“The Kite Runner”: A Timeless Classic For a Reason


Paula Le

The cover of the book in all its glory.

Paula Le, Editor

The Kite Runner, a book I will read a thousand times over.

In high school, you either encounter a book you surprisingly like, or you heavily rely on SparkNotes. But, The Kite Runner was SOMETHING else. Was it the writing? The parallels? The realism? The build-up right before everything falls apart? Multiple. Times. The Kite Runner hands-down is a page-turner that never gives you the chance to process your thoughts, for you NEED to know what happens next. There was something about the way the author, Khaled Hosseini, wrote the novel that made it beautifully perfect.

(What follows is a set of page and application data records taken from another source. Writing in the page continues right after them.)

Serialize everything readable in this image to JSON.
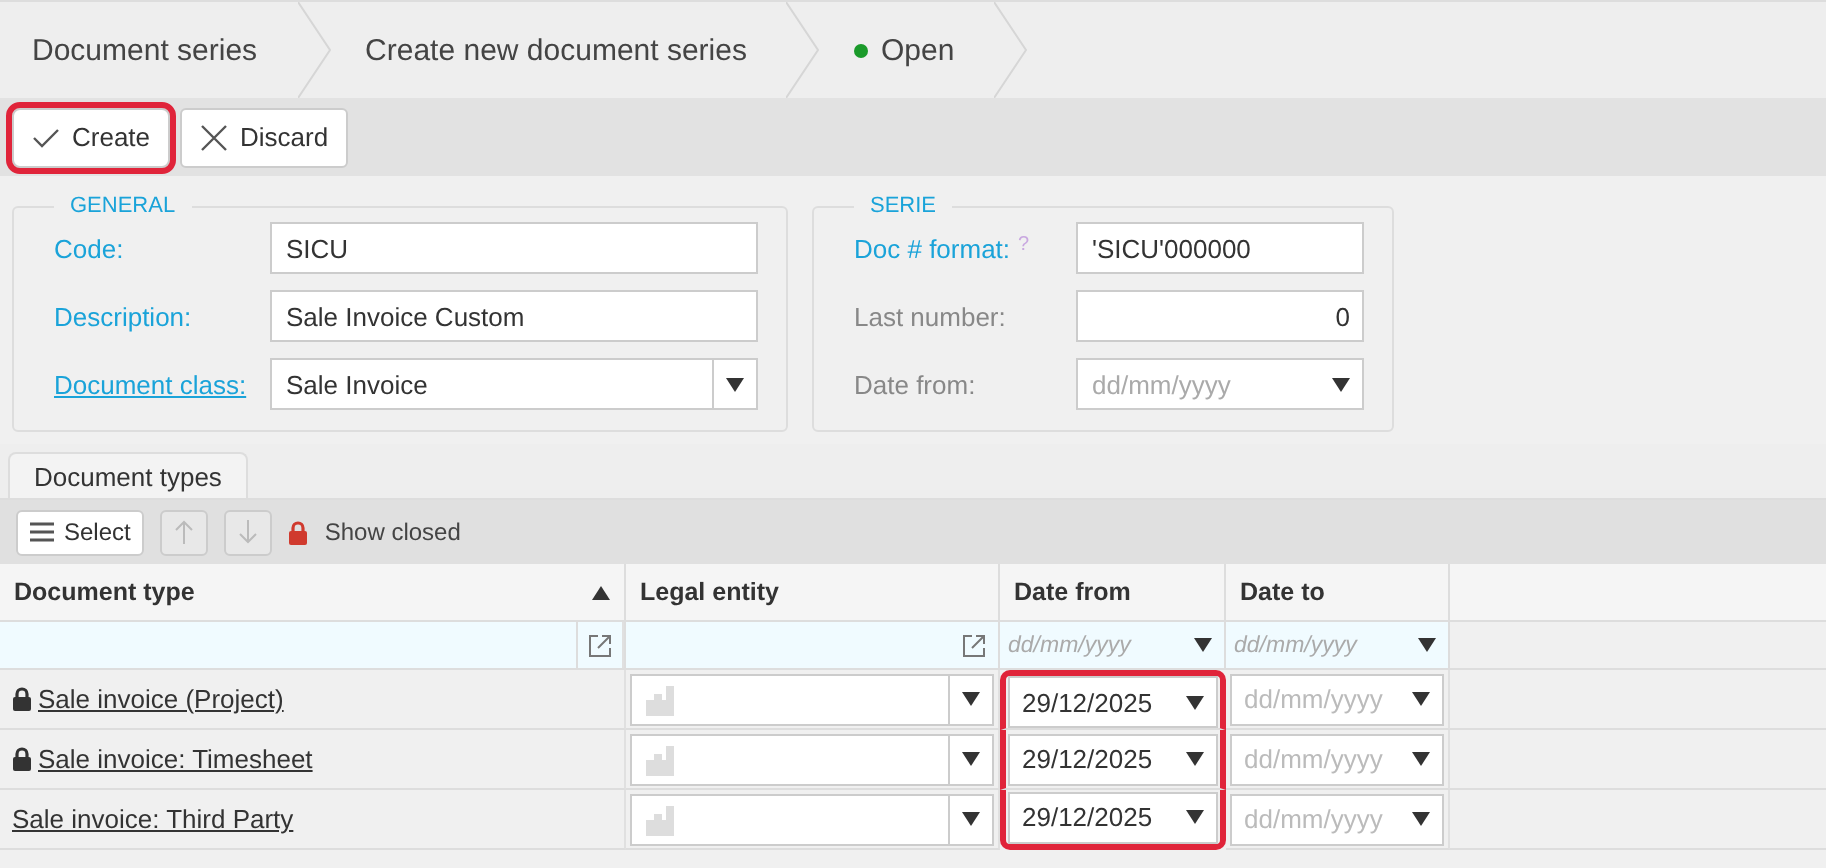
{
  "breadcrumbs": [
    {
      "label": "Document series",
      "kind": "text"
    },
    {
      "label": "Create new document series",
      "kind": "text"
    },
    {
      "label": "Open",
      "kind": "status",
      "color": "#1a9a2a"
    }
  ],
  "toolbar": [
    {
      "label": "Create",
      "kind": "check",
      "highlighted": true
    },
    {
      "label": "Discard",
      "kind": "close",
      "highlighted": false
    }
  ],
  "general": {
    "title": "GENERAL",
    "fields": [
      {
        "label": "Code:",
        "value": "SICU",
        "kind": "text",
        "link": false
      },
      {
        "label": "Description:",
        "value": "Sale Invoice Custom",
        "kind": "text",
        "link": false
      },
      {
        "label": "Document class:",
        "value": "Sale Invoice",
        "kind": "select",
        "link": true
      }
    ]
  },
  "serie": {
    "title": "SERIE",
    "fields": [
      {
        "label": "Doc # format:",
        "hint": "?",
        "value": "'SICU'000000",
        "kind": "text",
        "required": true
      },
      {
        "label": "Last number:",
        "value": "0",
        "kind": "number",
        "required": false
      },
      {
        "label": "Date from:",
        "placeholder": "dd/mm/yyyy",
        "kind": "date",
        "required": false
      }
    ]
  },
  "tabs": [
    {
      "label": "Document types",
      "selected": true
    }
  ],
  "grid_toolbar": {
    "select": "Select",
    "show_closed": "Show closed"
  },
  "table": {
    "columns": [
      {
        "label": "Document type",
        "sorted": true
      },
      {
        "label": "Legal entity",
        "sorted": false
      },
      {
        "label": "Date from",
        "sorted": false
      },
      {
        "label": "Date to",
        "sorted": false
      }
    ],
    "filter": {
      "date_from": "dd/mm/yyyy",
      "date_to": "dd/mm/yyyy"
    },
    "rows": [
      {
        "name": "Sale invoice (Project)",
        "locked": true,
        "date_from": "29/12/2025",
        "date_from_highlighted": true,
        "date_to_placeholder": "dd/mm/yyyy"
      },
      {
        "name": "Sale invoice: Timesheet",
        "locked": true,
        "date_from": "29/12/2025",
        "date_from_highlighted": true,
        "date_to_placeholder": "dd/mm/yyyy"
      },
      {
        "name": "Sale invoice: Third Party",
        "locked": false,
        "date_from": "29/12/2025",
        "date_from_highlighted": true,
        "date_to_placeholder": "dd/mm/yyyy"
      }
    ]
  }
}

Where, where do I begin? I’ve obviously had my fair share of books, but nothing like The Kite Runner made me overthink. And I’m a heavy overthinker. The fact that Amir is related to Hassan? I haven’t been an Amir stan throughout the book, but I couldn’t imagine how Amir felt after realizing he abandoned not only his childhood friend but his half-brother at the alleyway when the two were only 12-years-old (which I full-on sobbed at, by the way). Could things have been different if only Baba was honest in the beginning?

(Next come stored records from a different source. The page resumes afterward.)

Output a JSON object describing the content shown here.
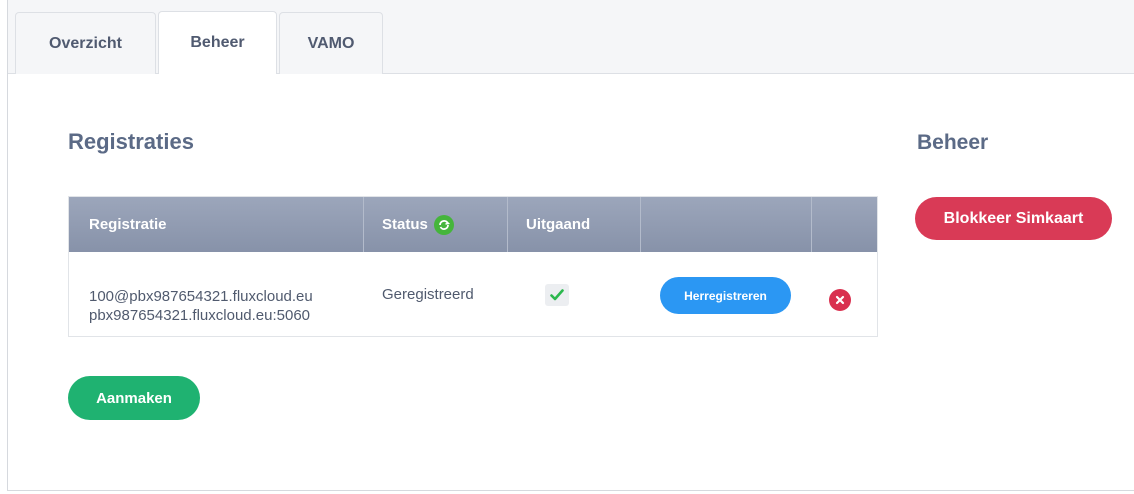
{
  "tabs": [
    {
      "label": "Overzicht",
      "active": false
    },
    {
      "label": "Beheer",
      "active": true
    },
    {
      "label": "VAMO",
      "active": false
    }
  ],
  "registraties": {
    "title": "Registraties",
    "columns": [
      "Registratie",
      "Status",
      "Uitgaand",
      "",
      ""
    ],
    "status_icon": "sync-icon",
    "rows": [
      {
        "registratie_line1": "100@pbx987654321.fluxcloud.eu",
        "registratie_line2": "pbx987654321.fluxcloud.eu:5060",
        "status": "Geregistreerd",
        "uitgaand": true,
        "action_label": "Herregistreren",
        "delete_icon": "close-circle-icon"
      }
    ],
    "create_label": "Aanmaken"
  },
  "beheer": {
    "title": "Beheer",
    "block_label": "Blokkeer Simkaart"
  },
  "colors": {
    "header_bg": "#8f9ab0",
    "primary_blue": "#2b97f3",
    "success_green": "#1fb271",
    "danger_red": "#d93a56",
    "status_green": "#45b53b"
  }
}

Hubert Marot

If Amir wasn’t drowning in guilt before, he was now. Baba was a king for the majority of the book until doing the one thing he preached to never do. “There is only one sin, only one. And that is theft.” I smell hypocrisy in the air. Hassan and Amir are close in age, so the timeline of Baba being with another woman after his wife’s death AND with Ali’s wife… Come. On. Say, how come Rahim Khan knew about the incident in the alleyway practically after it happened from Hassan but never confronted Amir about it? Instead, he continued to act as a second father figure and bought a gift for Amir’s 13th birthday. As I was reading the book, finally seeing Hassan’s life and his surroundings are in his favor was heartwarming! Until finding out about his cause of death was because of the Taliban (and could have been in the hands of Assef himself). Don’t get me started on the reappearance of Assef. The element of surprise definitely got me. I shut the book quicker than the speed of light. The fact that Assef tormented Hassan and his son Sohrab made me root for Amir when they fought. Finally, Amir is a man who’s willing to stand up for what’s right, something Baba wished for the longest time.

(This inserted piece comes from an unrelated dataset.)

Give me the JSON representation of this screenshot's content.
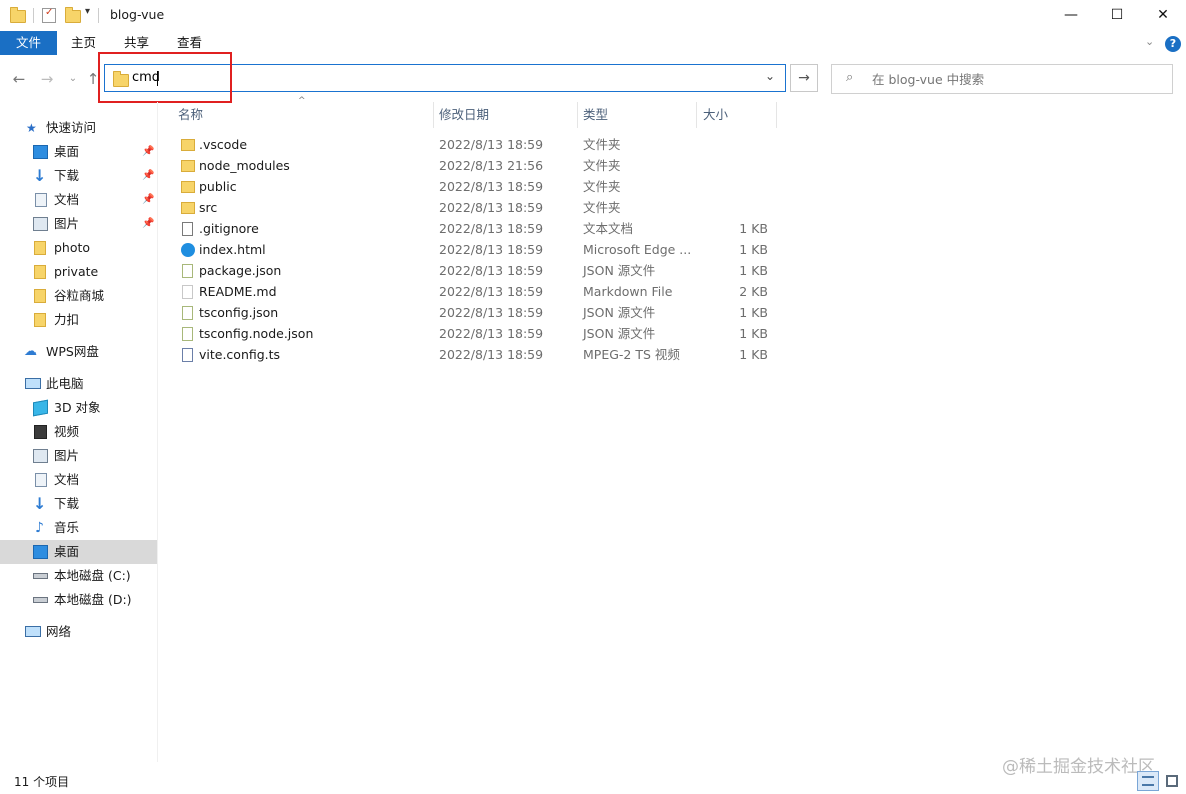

If The Kite Runner had a second title, it would be along the lines of unforeseen. Recall how when Amir recounted his childhood, he narrated how he had Hassan aim walnuts at a one-eyed German shepherd…Assef was part-German…though Hassan gave Assef the nickname of “One-Eyed Assef” but never inflicted harm, his son was the one to initiate the name. Both Hassan and Sohrab were willing to put themselves before Amir in order for him to not get injured by Assef. Like father, like son. The deja vu I experienced between the two was too much that I had to sit down and take a breather. Then Rahim Khan plans this scheme for Amir’s redemption and saving Sohrab, just to purposefully lie about there not being an American couple who owns an orphanage in hopes for Amir to be the one to adopt Sohrab?? Mhm, I see what you did there Rahim Khan. Just when we think things are turning well for the plot and readers, Sohrab trying to take his life was the last straw for me. How much more can I take? I do not hold it against Sohrab, for he genuinely has a fear of returning back to an orphanage that he felt was the last solution. Say it with me, Hassan and Sohrab deserved better.

Wikimedia Commons

Though The Kite Runner is fiction, it still exceeds expectations and portrays modern Afghanistan. As the Taliban establish their power, “there are a lot of children in Afghanistan, but little childhood.” The novel touches base on how children are exploited for personal entertainment as this is seen when Sohrab was dancing with bells and eyeliner on. Based on interactions with anyone and Sohrab, it’s evident he is intelligent for his age, but that may be due to having to grow up quickly. The scene where Amir encountered a boy who was selling “sexy pictures” may be an inappropriate act in any other country, but the truth is, that’s the only source of survival for the child. Minorities like Hazaras and Sikhs are victims of abuse the Taliban has inflicted—Hazaras dragged outside their homes and shot in the streets. The citizens of Afghanistan are not “untouchable” either. As the death toll and poverty rise, there is not enough care for death certificates to be written. Though readers may have wished for the death of Assef, or at least I did, he being a leader for the Taliban but still is alive depicts how inhumanity and violence continue to exist in Afghanistan.

The Kite Runner is haunting, raw, traumatizing, exquisite, do I need to go on? If you were to ask me to rate the book, I wouldn’t be able to and would start crying. If I could experience reading the novel for the first time, I think I’ll take it ONCE I’m healed from this bumpy rollercoaster. The Kite Runner will definitely be on my bookshelf in my dream library.